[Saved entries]
##############################

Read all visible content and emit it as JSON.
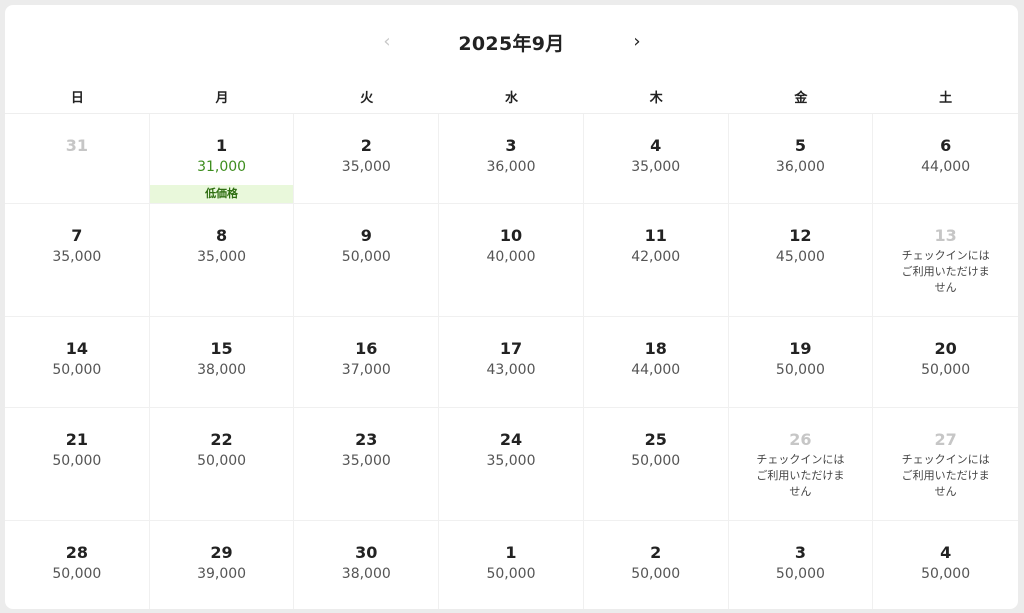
{
  "header": {
    "title": "2025年9月",
    "prev_icon": "‹",
    "next_icon": "›"
  },
  "weekdays": [
    "日",
    "月",
    "火",
    "水",
    "木",
    "金",
    "土"
  ],
  "unavailable_note": "チェックインにはご利用いただけません",
  "low_badge": "低価格",
  "colors": {
    "low_price": "#3e8e1f",
    "badge_bg": "#e9f8db",
    "muted": "#c6c6c6"
  },
  "weeks": [
    [
      {
        "day": "31",
        "price": "",
        "state": "outside"
      },
      {
        "day": "1",
        "price": "31,000",
        "state": "low",
        "badge": "低価格"
      },
      {
        "day": "2",
        "price": "35,000",
        "state": "normal"
      },
      {
        "day": "3",
        "price": "36,000",
        "state": "normal"
      },
      {
        "day": "4",
        "price": "35,000",
        "state": "normal"
      },
      {
        "day": "5",
        "price": "36,000",
        "state": "normal"
      },
      {
        "day": "6",
        "price": "44,000",
        "state": "normal"
      }
    ],
    [
      {
        "day": "7",
        "price": "35,000",
        "state": "normal"
      },
      {
        "day": "8",
        "price": "35,000",
        "state": "normal"
      },
      {
        "day": "9",
        "price": "50,000",
        "state": "normal"
      },
      {
        "day": "10",
        "price": "40,000",
        "state": "normal"
      },
      {
        "day": "11",
        "price": "42,000",
        "state": "normal"
      },
      {
        "day": "12",
        "price": "45,000",
        "state": "normal"
      },
      {
        "day": "13",
        "price": "",
        "state": "unavailable",
        "note": "チェックインにはご利用いただけません"
      }
    ],
    [
      {
        "day": "14",
        "price": "50,000",
        "state": "normal"
      },
      {
        "day": "15",
        "price": "38,000",
        "state": "normal"
      },
      {
        "day": "16",
        "price": "37,000",
        "state": "normal"
      },
      {
        "day": "17",
        "price": "43,000",
        "state": "normal"
      },
      {
        "day": "18",
        "price": "44,000",
        "state": "normal"
      },
      {
        "day": "19",
        "price": "50,000",
        "state": "normal"
      },
      {
        "day": "20",
        "price": "50,000",
        "state": "normal"
      }
    ],
    [
      {
        "day": "21",
        "price": "50,000",
        "state": "normal"
      },
      {
        "day": "22",
        "price": "50,000",
        "state": "normal"
      },
      {
        "day": "23",
        "price": "35,000",
        "state": "normal"
      },
      {
        "day": "24",
        "price": "35,000",
        "state": "normal"
      },
      {
        "day": "25",
        "price": "50,000",
        "state": "normal"
      },
      {
        "day": "26",
        "price": "",
        "state": "unavailable",
        "note": "チェックインにはご利用いただけません"
      },
      {
        "day": "27",
        "price": "",
        "state": "unavailable",
        "note": "チェックインにはご利用いただけません"
      }
    ],
    [
      {
        "day": "28",
        "price": "50,000",
        "state": "normal"
      },
      {
        "day": "29",
        "price": "39,000",
        "state": "normal"
      },
      {
        "day": "30",
        "price": "38,000",
        "state": "normal"
      },
      {
        "day": "1",
        "price": "50,000",
        "state": "normal"
      },
      {
        "day": "2",
        "price": "50,000",
        "state": "normal"
      },
      {
        "day": "3",
        "price": "50,000",
        "state": "normal"
      },
      {
        "day": "4",
        "price": "50,000",
        "state": "normal"
      }
    ]
  ]
}
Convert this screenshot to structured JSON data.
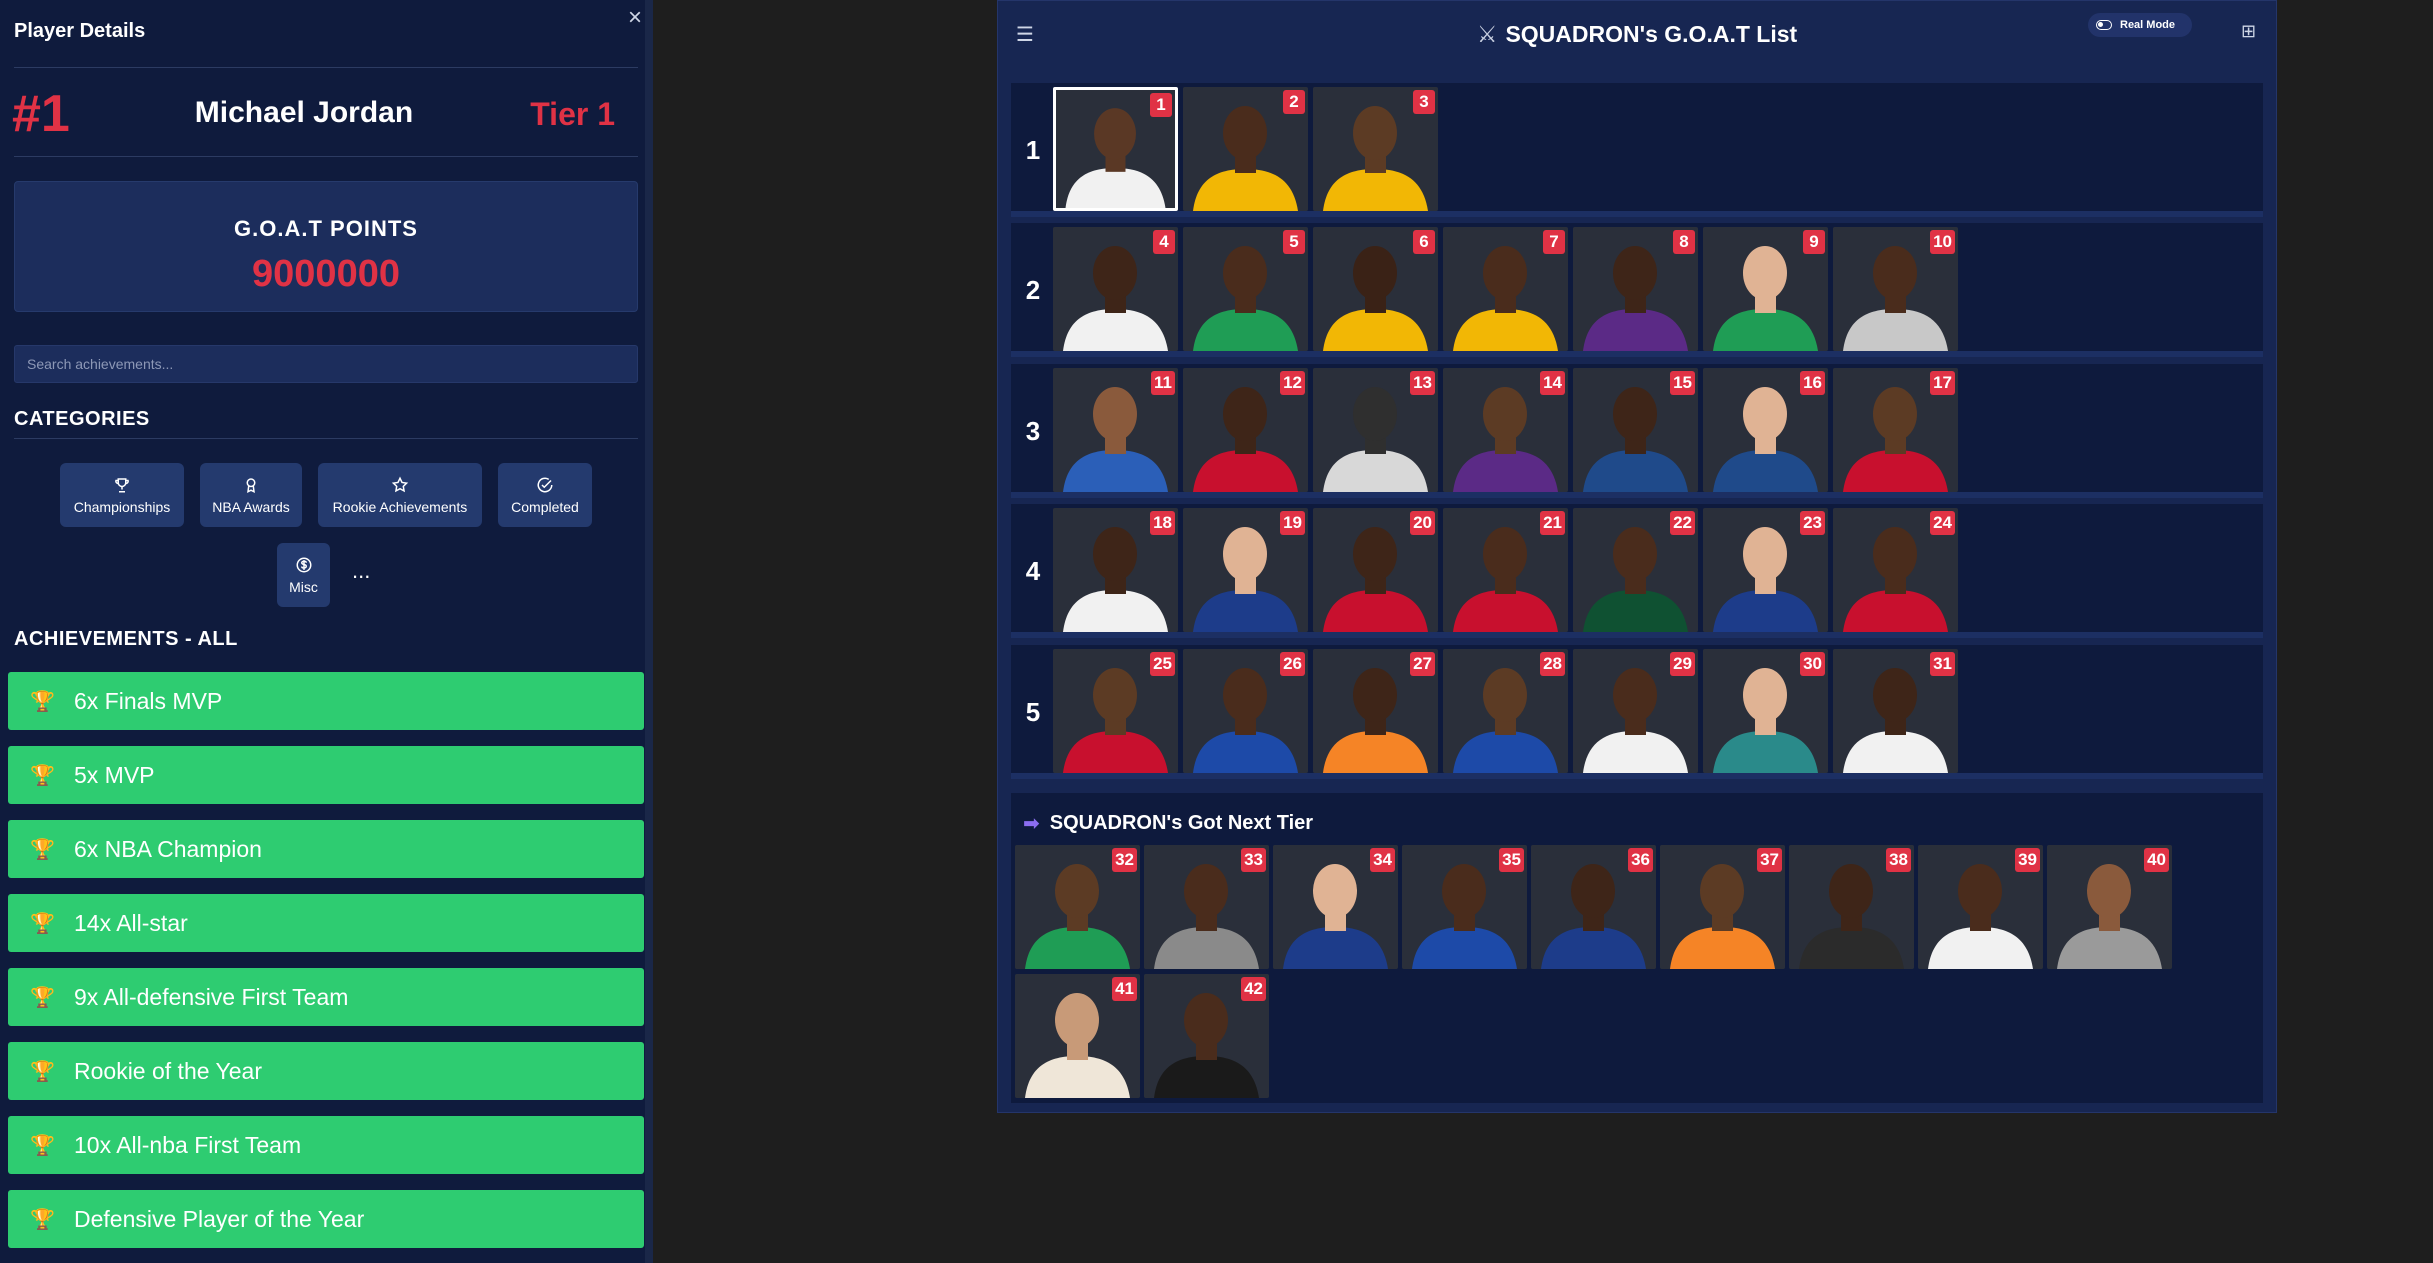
{
  "sidebar": {
    "title": "Player Details",
    "close_label": "×",
    "rank": "#1",
    "player_name": "Michael Jordan",
    "tier": "Tier 1",
    "points_label": "G.O.A.T POINTS",
    "points_value": "9000000",
    "search_placeholder": "Search achievements...",
    "categories_heading": "CATEGORIES",
    "categories": [
      {
        "label": "Championships",
        "icon": "trophy-icon"
      },
      {
        "label": "NBA Awards",
        "icon": "award-icon"
      },
      {
        "label": "Rookie Achievements",
        "icon": "star-icon"
      },
      {
        "label": "Completed",
        "icon": "check-circle-icon"
      },
      {
        "label": "Misc",
        "icon": "dollar-icon"
      }
    ],
    "more_label": "...",
    "achievements_heading": "ACHIEVEMENTS - ALL",
    "achievements": [
      "6x Finals MVP",
      "5x MVP",
      "6x NBA Champion",
      "14x All-star",
      "9x All-defensive First Team",
      "Rookie of the Year",
      "10x All-nba First Team",
      "Defensive Player of the Year"
    ],
    "achievement_color": "#2ecc71"
  },
  "board": {
    "menu_icon": "hamburger-menu-icon",
    "title": "SQUADRON's G.O.A.T List",
    "title_icon": "crossed-swords-icon",
    "real_mode_label": "Real Mode",
    "add_icon": "add-square-icon",
    "accent": "#e03245",
    "tiers": [
      {
        "label": "1",
        "players": [
          {
            "rank": "1",
            "jersey": "#f1f1f1",
            "skin": "#5a3825"
          },
          {
            "rank": "2",
            "jersey": "#f2b705",
            "skin": "#4a2c1c"
          },
          {
            "rank": "3",
            "jersey": "#f2b705",
            "skin": "#5c3b24"
          }
        ]
      },
      {
        "label": "2",
        "players": [
          {
            "rank": "4",
            "jersey": "#f1f1f1",
            "skin": "#3e2518"
          },
          {
            "rank": "5",
            "jersey": "#1f9d55",
            "skin": "#4a2c1c"
          },
          {
            "rank": "6",
            "jersey": "#f2b705",
            "skin": "#3a2216"
          },
          {
            "rank": "7",
            "jersey": "#f2b705",
            "skin": "#4a2c1c"
          },
          {
            "rank": "8",
            "jersey": "#5b2a86",
            "skin": "#3e2518"
          },
          {
            "rank": "9",
            "jersey": "#1f9d55",
            "skin": "#e0b394"
          },
          {
            "rank": "10",
            "jersey": "#c8c8c8",
            "skin": "#4a2c1c"
          }
        ]
      },
      {
        "label": "3",
        "players": [
          {
            "rank": "11",
            "jersey": "#2b5fb8",
            "skin": "#8a5a3c"
          },
          {
            "rank": "12",
            "jersey": "#c8102e",
            "skin": "#3e2518"
          },
          {
            "rank": "13",
            "jersey": "#d8d8d8",
            "skin": "#2f2f2f"
          },
          {
            "rank": "14",
            "jersey": "#5b2a86",
            "skin": "#5c3b24"
          },
          {
            "rank": "15",
            "jersey": "#1f4a8a",
            "skin": "#3e2518"
          },
          {
            "rank": "16",
            "jersey": "#1f4a8a",
            "skin": "#e0b394"
          },
          {
            "rank": "17",
            "jersey": "#c8102e",
            "skin": "#5c3b24"
          }
        ]
      },
      {
        "label": "4",
        "players": [
          {
            "rank": "18",
            "jersey": "#f1f1f1",
            "skin": "#3e2518"
          },
          {
            "rank": "19",
            "jersey": "#1d3c8a",
            "skin": "#e0b394"
          },
          {
            "rank": "20",
            "jersey": "#c8102e",
            "skin": "#3e2518"
          },
          {
            "rank": "21",
            "jersey": "#c8102e",
            "skin": "#4a2c1c"
          },
          {
            "rank": "22",
            "jersey": "#0f5132",
            "skin": "#4a2c1c"
          },
          {
            "rank": "23",
            "jersey": "#1d3c8a",
            "skin": "#e0b394"
          },
          {
            "rank": "24",
            "jersey": "#c8102e",
            "skin": "#4a2c1c"
          }
        ]
      },
      {
        "label": "5",
        "players": [
          {
            "rank": "25",
            "jersey": "#c8102e",
            "skin": "#5c3b24"
          },
          {
            "rank": "26",
            "jersey": "#1d4aa8",
            "skin": "#4a2c1c"
          },
          {
            "rank": "27",
            "jersey": "#f58426",
            "skin": "#3e2518"
          },
          {
            "rank": "28",
            "jersey": "#1d4aa8",
            "skin": "#5c3b24"
          },
          {
            "rank": "29",
            "jersey": "#f1f1f1",
            "skin": "#4a2c1c"
          },
          {
            "rank": "30",
            "jersey": "#2a8a8a",
            "skin": "#e0b394"
          },
          {
            "rank": "31",
            "jersey": "#f1f1f1",
            "skin": "#3e2518"
          }
        ]
      }
    ],
    "next_tier_title": "SQUADRON's Got Next Tier",
    "next_tier_icon": "arrow-right-icon",
    "next_tier": [
      {
        "rank": "32",
        "jersey": "#1f9d55",
        "skin": "#5c3b24"
      },
      {
        "rank": "33",
        "jersey": "#8a8a8a",
        "skin": "#4a2c1c"
      },
      {
        "rank": "34",
        "jersey": "#1d3c8a",
        "skin": "#e0b394"
      },
      {
        "rank": "35",
        "jersey": "#1d4aa8",
        "skin": "#4a2c1c"
      },
      {
        "rank": "36",
        "jersey": "#1d3c8a",
        "skin": "#3e2518"
      },
      {
        "rank": "37",
        "jersey": "#f58426",
        "skin": "#5c3b24"
      },
      {
        "rank": "38",
        "jersey": "#2b2b2b",
        "skin": "#3e2518"
      },
      {
        "rank": "39",
        "jersey": "#f1f1f1",
        "skin": "#4a2c1c"
      },
      {
        "rank": "40",
        "jersey": "#9a9a9a",
        "skin": "#8a5a3c"
      },
      {
        "rank": "41",
        "jersey": "#efe6d8",
        "skin": "#c89a78"
      },
      {
        "rank": "42",
        "jersey": "#1a1a1a",
        "skin": "#4a2c1c"
      }
    ]
  }
}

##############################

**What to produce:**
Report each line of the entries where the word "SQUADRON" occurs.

**Task response:**
    "title": "SQUADRON's G.O.A.T List",
    "next_tier_title": "SQUADRON's Got Next Tier",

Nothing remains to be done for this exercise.